## Problem description
Find the line with "Extract the structured". Repeat it and each line after it, exactly, down to the end of the records below.

## Given records
______
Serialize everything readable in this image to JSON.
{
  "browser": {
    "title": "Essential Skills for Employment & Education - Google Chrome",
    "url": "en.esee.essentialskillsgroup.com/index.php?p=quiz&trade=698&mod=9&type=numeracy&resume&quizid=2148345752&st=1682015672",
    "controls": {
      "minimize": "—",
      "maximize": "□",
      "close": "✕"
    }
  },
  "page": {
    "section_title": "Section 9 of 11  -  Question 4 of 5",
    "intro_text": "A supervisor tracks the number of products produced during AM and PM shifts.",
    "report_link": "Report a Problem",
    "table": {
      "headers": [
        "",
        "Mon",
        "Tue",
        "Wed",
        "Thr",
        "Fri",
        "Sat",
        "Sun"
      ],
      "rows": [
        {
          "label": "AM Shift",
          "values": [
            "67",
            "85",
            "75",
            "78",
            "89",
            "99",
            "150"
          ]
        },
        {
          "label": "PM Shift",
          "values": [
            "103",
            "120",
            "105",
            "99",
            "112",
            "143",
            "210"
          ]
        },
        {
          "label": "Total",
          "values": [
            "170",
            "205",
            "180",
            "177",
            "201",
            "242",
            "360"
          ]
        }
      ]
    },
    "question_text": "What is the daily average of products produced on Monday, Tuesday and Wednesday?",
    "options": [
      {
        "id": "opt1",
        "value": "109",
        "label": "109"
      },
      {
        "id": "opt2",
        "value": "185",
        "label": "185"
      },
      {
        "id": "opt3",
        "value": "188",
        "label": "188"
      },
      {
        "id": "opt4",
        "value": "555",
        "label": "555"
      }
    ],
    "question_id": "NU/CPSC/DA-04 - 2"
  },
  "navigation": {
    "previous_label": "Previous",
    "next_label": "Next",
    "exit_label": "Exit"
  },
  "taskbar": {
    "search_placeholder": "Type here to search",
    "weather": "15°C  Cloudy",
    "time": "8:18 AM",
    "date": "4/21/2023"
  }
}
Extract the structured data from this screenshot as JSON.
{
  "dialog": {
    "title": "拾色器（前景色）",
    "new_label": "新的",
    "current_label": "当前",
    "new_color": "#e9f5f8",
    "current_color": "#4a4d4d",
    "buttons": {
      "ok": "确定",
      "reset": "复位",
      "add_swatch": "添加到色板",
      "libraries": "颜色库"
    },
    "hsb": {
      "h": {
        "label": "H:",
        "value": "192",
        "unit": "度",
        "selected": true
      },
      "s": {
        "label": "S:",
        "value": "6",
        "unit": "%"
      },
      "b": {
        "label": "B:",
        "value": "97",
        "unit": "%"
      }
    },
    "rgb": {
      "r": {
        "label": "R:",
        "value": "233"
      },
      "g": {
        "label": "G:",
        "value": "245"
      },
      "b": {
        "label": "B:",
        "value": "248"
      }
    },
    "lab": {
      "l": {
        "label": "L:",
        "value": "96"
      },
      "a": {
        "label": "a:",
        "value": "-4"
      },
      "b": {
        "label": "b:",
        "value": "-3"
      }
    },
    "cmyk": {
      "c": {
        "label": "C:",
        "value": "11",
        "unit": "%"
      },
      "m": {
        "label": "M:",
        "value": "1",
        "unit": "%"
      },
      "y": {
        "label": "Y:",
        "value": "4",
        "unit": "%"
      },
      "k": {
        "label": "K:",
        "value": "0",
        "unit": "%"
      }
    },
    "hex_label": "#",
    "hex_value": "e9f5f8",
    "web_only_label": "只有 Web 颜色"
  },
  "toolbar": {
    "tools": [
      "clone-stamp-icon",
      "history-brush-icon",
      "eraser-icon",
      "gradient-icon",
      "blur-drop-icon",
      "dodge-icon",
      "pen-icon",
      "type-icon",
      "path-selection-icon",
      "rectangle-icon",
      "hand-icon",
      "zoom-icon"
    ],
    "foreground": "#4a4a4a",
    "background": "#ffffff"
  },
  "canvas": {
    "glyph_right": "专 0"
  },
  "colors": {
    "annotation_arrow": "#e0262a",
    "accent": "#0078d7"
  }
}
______
## The answer
Extract the structured data from this screenshot as JSON.
{
  "dialog": {
    "title": "拾色器（前景色）",
    "new_label": "新的",
    "current_label": "当前",
    "new_color": "#e9f5f8",
    "current_color": "#4a4d4d",
    "buttons": {
      "ok": "确定",
      "reset": "复位",
      "add_swatch": "添加到色板",
      "libraries": "颜色库"
    },
    "hsb": {
      "h": {
        "label": "H:",
        "value": "192",
        "unit": "度",
        "selected": true
      },
      "s": {
        "label": "S:",
        "value": "6",
        "unit": "%"
      },
      "b": {
        "label": "B:",
        "value": "97",
        "unit": "%"
      }
    },
    "rgb": {
      "r": {
        "label": "R:",
        "value": "233"
      },
      "g": {
        "label": "G:",
        "value": "245"
      },
      "b": {
        "label": "B:",
        "value": "248"
      }
    },
    "lab": {
      "l": {
        "label": "L:",
        "value": "96"
      },
      "a": {
        "label": "a:",
        "value": "-4"
      },
      "b": {
        "label": "b:",
        "value": "-3"
      }
    },
    "cmyk": {
      "c": {
        "label": "C:",
        "value": "11",
        "unit": "%"
      },
      "m": {
        "label": "M:",
        "value": "1",
        "unit": "%"
      },
      "y": {
        "label": "Y:",
        "value": "4",
        "unit": "%"
      },
      "k": {
        "label": "K:",
        "value": "0",
        "unit": "%"
      }
    },
    "hex_label": "#",
    "hex_value": "e9f5f8",
    "web_only_label": "只有 Web 颜色"
  },
  "toolbar": {
    "tools": [
      "clone-stamp-icon",
      "history-brush-icon",
      "eraser-icon",
      "gradient-icon",
      "blur-drop-icon",
      "dodge-icon",
      "pen-icon",
      "type-icon",
      "path-selection-icon",
      "rectangle-icon",
      "hand-icon",
      "zoom-icon"
    ],
    "foreground": "#4a4a4a",
    "background": "#ffffff"
  },
  "canvas": {
    "glyph_right": "专 0"
  },
  "colors": {
    "annotation_arrow": "#e0262a",
    "accent": "#0078d7"
  }
}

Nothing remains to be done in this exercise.